Development Theories


After reading the work of my peers, it seems we all agree that “development” is a vague term mired in nuances. I face the complexity of this term each time I mention to someone that I study international development – to which the reply goes something like, “What does that mean?” This experience is one that I know many of my classmates encounter. Development is nothing short of complex. It is approached from a wide range of perspectives, and covers a myriad of topics in a plethora of countries. I will cease to emphasize its ambiguity here. Nevertheless, a topic of this breadth has naturally crossed the minds of many intellectuals who have all asked themselves that crucial question: what is development?

The most comprehendible theory to begin to answer this question is suggested in the book Why Nations Fail.
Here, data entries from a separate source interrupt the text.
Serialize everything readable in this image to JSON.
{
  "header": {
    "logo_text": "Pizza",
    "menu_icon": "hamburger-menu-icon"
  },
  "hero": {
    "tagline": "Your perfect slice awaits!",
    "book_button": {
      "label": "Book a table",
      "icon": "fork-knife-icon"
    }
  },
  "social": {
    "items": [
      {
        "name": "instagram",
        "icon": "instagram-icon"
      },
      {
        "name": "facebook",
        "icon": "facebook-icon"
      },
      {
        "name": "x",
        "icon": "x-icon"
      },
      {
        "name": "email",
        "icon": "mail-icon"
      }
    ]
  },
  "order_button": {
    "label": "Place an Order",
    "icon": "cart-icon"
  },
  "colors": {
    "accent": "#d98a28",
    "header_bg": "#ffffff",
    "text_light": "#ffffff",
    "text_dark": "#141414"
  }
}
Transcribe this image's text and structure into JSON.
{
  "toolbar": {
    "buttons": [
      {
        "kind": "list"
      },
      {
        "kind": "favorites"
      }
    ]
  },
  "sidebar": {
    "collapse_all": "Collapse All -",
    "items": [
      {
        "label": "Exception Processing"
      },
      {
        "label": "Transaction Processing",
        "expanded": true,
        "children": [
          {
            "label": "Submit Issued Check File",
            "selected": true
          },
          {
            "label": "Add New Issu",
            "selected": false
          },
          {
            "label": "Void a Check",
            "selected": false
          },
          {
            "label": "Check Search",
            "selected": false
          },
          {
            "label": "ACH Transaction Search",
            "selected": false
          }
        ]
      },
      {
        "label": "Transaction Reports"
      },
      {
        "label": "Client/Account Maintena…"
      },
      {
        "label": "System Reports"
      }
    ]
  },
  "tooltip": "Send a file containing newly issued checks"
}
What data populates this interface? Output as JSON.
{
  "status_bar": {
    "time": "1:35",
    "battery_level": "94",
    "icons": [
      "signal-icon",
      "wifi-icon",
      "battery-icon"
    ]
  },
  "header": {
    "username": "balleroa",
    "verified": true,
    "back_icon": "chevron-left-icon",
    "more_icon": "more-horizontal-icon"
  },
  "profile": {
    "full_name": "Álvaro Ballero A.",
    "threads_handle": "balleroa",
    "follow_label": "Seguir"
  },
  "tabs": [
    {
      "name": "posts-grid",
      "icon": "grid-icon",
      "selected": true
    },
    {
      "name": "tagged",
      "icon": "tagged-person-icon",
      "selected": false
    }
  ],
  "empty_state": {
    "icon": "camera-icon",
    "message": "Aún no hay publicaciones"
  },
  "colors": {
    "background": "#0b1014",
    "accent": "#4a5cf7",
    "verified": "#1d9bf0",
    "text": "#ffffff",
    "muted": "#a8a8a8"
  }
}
Acemoglu and Robinson, the authors of this work, suggest that development is defined by economic prosperity, or lack thereof. Furthermore, they propose that economic prosperity depends on how inclusive a country’s institutions are (91), and that inclusive institutions are necessary for economic prosperity because they provide incentives and reward talents and creativity (76). These authors link economic growth and technological improvement to development. What is more, they claim that political inclusion and the enabling of the public to innovate is a crucial element of development.
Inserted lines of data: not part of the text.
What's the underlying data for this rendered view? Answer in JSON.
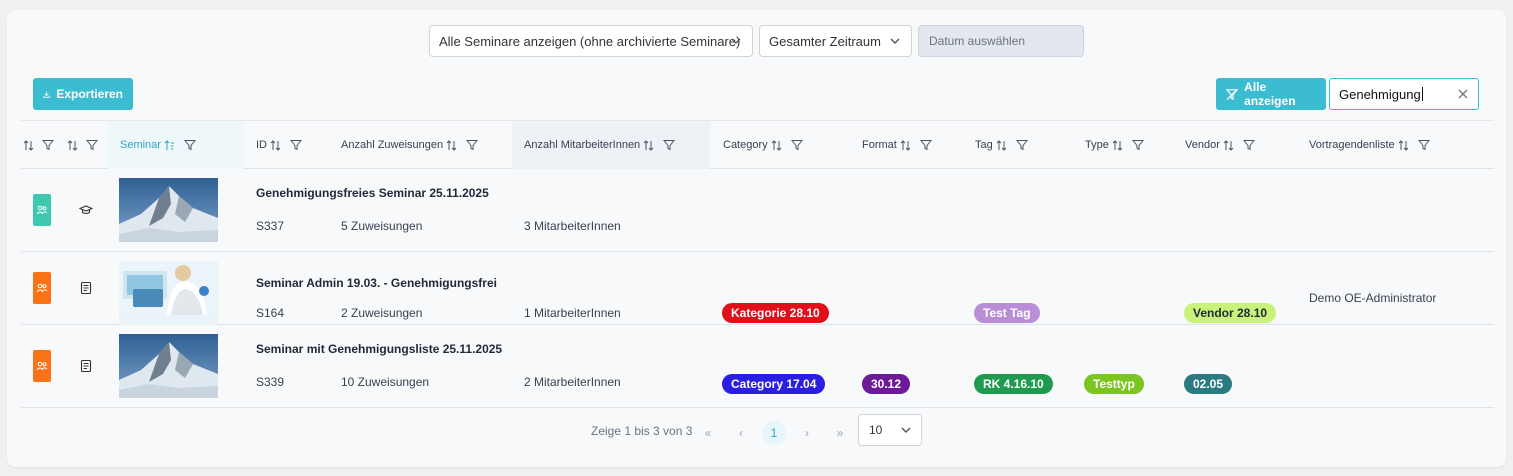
{
  "filters": {
    "seminar_select": "Alle Seminare anzeigen (ohne archivierte Seminare)",
    "period_select": "Gesamter Zeitraum",
    "date_placeholder": "Datum auswählen"
  },
  "toolbar": {
    "export_label": "Exportieren",
    "show_all_label": "Alle anzeigen",
    "search_value": "Genehmigung"
  },
  "columns": {
    "seminar": "Seminar",
    "id": "ID",
    "assignments": "Anzahl Zuweisungen",
    "employees": "Anzahl MitarbeiterInnen",
    "category": "Category",
    "format": "Format",
    "tag": "Tag",
    "type": "Type",
    "vendor": "Vendor",
    "speakers": "Vortragendenliste"
  },
  "colors": {
    "accent": "#3cbcd0",
    "status_green": "#3ec8b0",
    "status_orange": "#f97316"
  },
  "rows": [
    {
      "status_color": "#3ec8b0",
      "type_icon": "graduation-cap-icon",
      "image": "mountain",
      "title": "Genehmigungsfreies Seminar 25.11.2025",
      "id": "S337",
      "assignments": "5 Zuweisungen",
      "employees": "3 MitarbeiterInnen"
    },
    {
      "status_color": "#f97316",
      "type_icon": "document-icon",
      "image": "person-laptop",
      "title": "Seminar Admin 19.03. - Genehmigungsfrei",
      "id": "S164",
      "assignments": "2 Zuweisungen",
      "employees": "1 MitarbeiterInnen",
      "category": {
        "label": "Kategorie 28.10",
        "color": "#e0101a"
      },
      "tag": {
        "label": "Test Tag",
        "color": "#b88fd6"
      },
      "vendor": {
        "label": "Vendor 28.10",
        "color": "#c8f27a",
        "text_color": "#1f2937"
      },
      "speakers": "Demo OE-Administrator"
    },
    {
      "status_color": "#f97316",
      "type_icon": "document-icon",
      "image": "mountain",
      "title": "Seminar mit Genehmigungsliste 25.11.2025",
      "id": "S339",
      "assignments": "10 Zuweisungen",
      "employees": "2 MitarbeiterInnen",
      "category": {
        "label": "Category 17.04",
        "color": "#2a1fe0"
      },
      "format": {
        "label": "30.12",
        "color": "#6d1a99"
      },
      "tag": {
        "label": "RK 4.16.10",
        "color": "#1f9a4e"
      },
      "type": {
        "label": "Testtyp",
        "color": "#7cc41f"
      },
      "vendor": {
        "label": "02.05",
        "color": "#2b7a82"
      }
    }
  ],
  "pagination": {
    "summary": "Zeige 1 bis 3 von 3",
    "first": "«",
    "prev": "‹",
    "current_page": "1",
    "next": "›",
    "last": "»",
    "page_size": "10"
  }
}
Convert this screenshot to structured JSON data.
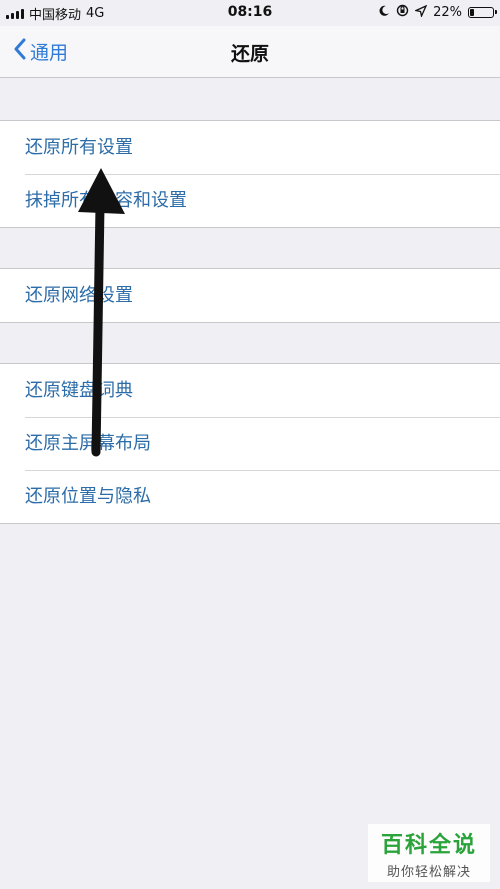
{
  "status_bar": {
    "carrier": "中国移动",
    "network": "4G",
    "time": "08:16",
    "battery_percent": "22%",
    "battery_level": 0.22,
    "icons": [
      "signal-icon",
      "moon-icon",
      "orientation-lock-icon",
      "location-icon",
      "battery-icon"
    ]
  },
  "nav": {
    "back_label": "通用",
    "title": "还原"
  },
  "groups": [
    {
      "items": [
        "还原所有设置",
        "抹掉所有内容和设置"
      ]
    },
    {
      "items": [
        "还原网络设置"
      ]
    },
    {
      "items": [
        "还原键盘词典",
        "还原主屏幕布局",
        "还原位置与隐私"
      ]
    }
  ],
  "watermark": {
    "title": "百科全说",
    "subtitle": "助你轻松解决"
  },
  "colors": {
    "background": "#efeff4",
    "link": "#2c6ca8",
    "accent": "#2f7bd6",
    "watermark_green": "#2aa33a"
  }
}
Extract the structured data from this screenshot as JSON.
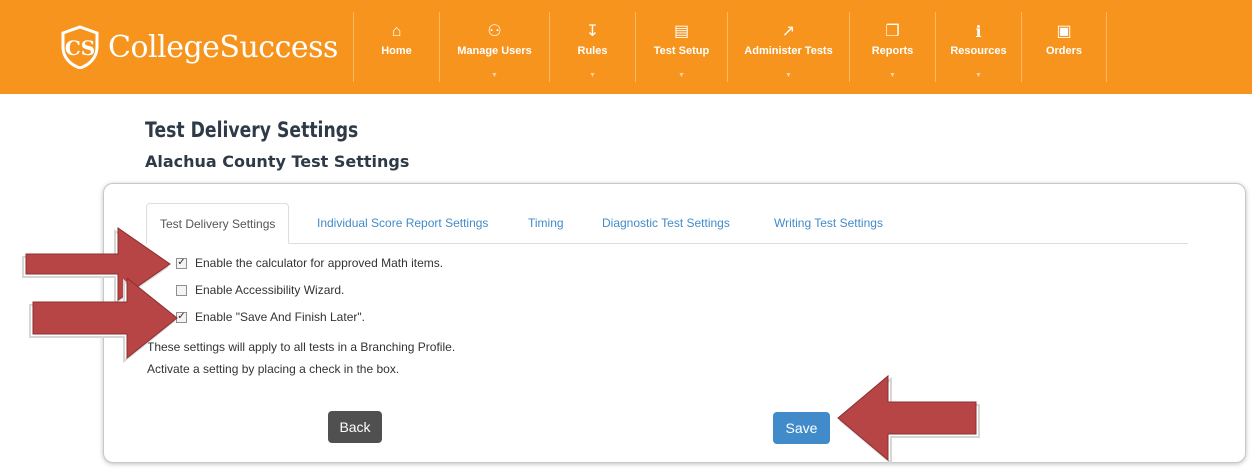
{
  "brand": {
    "name": "CollegeSuccess",
    "accent": "#f7941d"
  },
  "nav": [
    {
      "label": "Home",
      "icon": "home-icon",
      "glyph": "⌂",
      "caret": false
    },
    {
      "label": "Manage Users",
      "icon": "users-icon",
      "glyph": "⚇",
      "caret": true
    },
    {
      "label": "Rules",
      "icon": "sort-list-icon",
      "glyph": "↧",
      "caret": true
    },
    {
      "label": "Test Setup",
      "icon": "book-icon",
      "glyph": "▤",
      "caret": true
    },
    {
      "label": "Administer Tests",
      "icon": "external-link-icon",
      "glyph": "↗",
      "caret": true
    },
    {
      "label": "Reports",
      "icon": "copy-icon",
      "glyph": "❐",
      "caret": true
    },
    {
      "label": "Resources",
      "icon": "info-icon",
      "glyph": "i",
      "caret": true
    },
    {
      "label": "Orders",
      "icon": "cart-icon",
      "glyph": "▣",
      "caret": false
    }
  ],
  "page": {
    "title": "Test Delivery Settings",
    "subtitle": "Alachua County Test Settings"
  },
  "tabs": [
    {
      "label": "Test Delivery Settings",
      "active": true
    },
    {
      "label": "Individual Score Report Settings",
      "active": false
    },
    {
      "label": "Timing",
      "active": false
    },
    {
      "label": "Diagnostic Test Settings",
      "active": false
    },
    {
      "label": "Writing Test Settings",
      "active": false
    }
  ],
  "options": [
    {
      "label": "Enable the calculator for approved Math items.",
      "checked": true
    },
    {
      "label": "Enable Accessibility Wizard.",
      "checked": false
    },
    {
      "label": "Enable \"Save And Finish Later\".",
      "checked": true
    }
  ],
  "notes": [
    "These settings will apply to all tests in a Branching Profile.",
    "Activate a setting by placing a check in the box."
  ],
  "buttons": {
    "back": "Back",
    "save": "Save"
  },
  "annotation_color": "#b84545"
}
This leads to the next key author in the development field – which many of my classmates have already addressed: Amartya Sen. In his book Development as Freedom, Sen articulates the unique perspective that freedom is defined as access to choices and expanded capabilities and that development is an expansion of freedom. Looking at the field of development through Sen’s capabilities approach dramatically affects related policies and outcomes. His definition of development and emphasis on increasing access to choices related to the point that Acemoglu and Robinson make about inclusive political institutions leading to more development. While these authors define development in a different way, they seem to agree with Sen regarding the means to develop through empowering more people to participate by giving them more options and more avenues for participation.

It is also interesting to mention a couple development theories that we didn’t discuss in class, such as dependency theory and modernization theory. While not widely referenced in modern literature, these two theories contextualize modern concepts of development by providing incite to how the topic was viewed in the late 1900s. First, dependency theory was developed by Raul Prebisch and asserts that economic growth occurs at a faster pace in industrialized, advanced countries than in poorer countries. According to Prebisch, this creates a disproportionate relationship that puts industrialized countries economically so far ahead of non-industrialized countries that they can rarely ever close the gap in development. The disproportionate relationship, Prebisch would argue, makes non-industrialized countries dependent on industrialized ones. Modernization theory is the next model to discuss. The main point of this theory is that the Western world has influenced ad to some extent guided the direction of development when we started searching for colonies.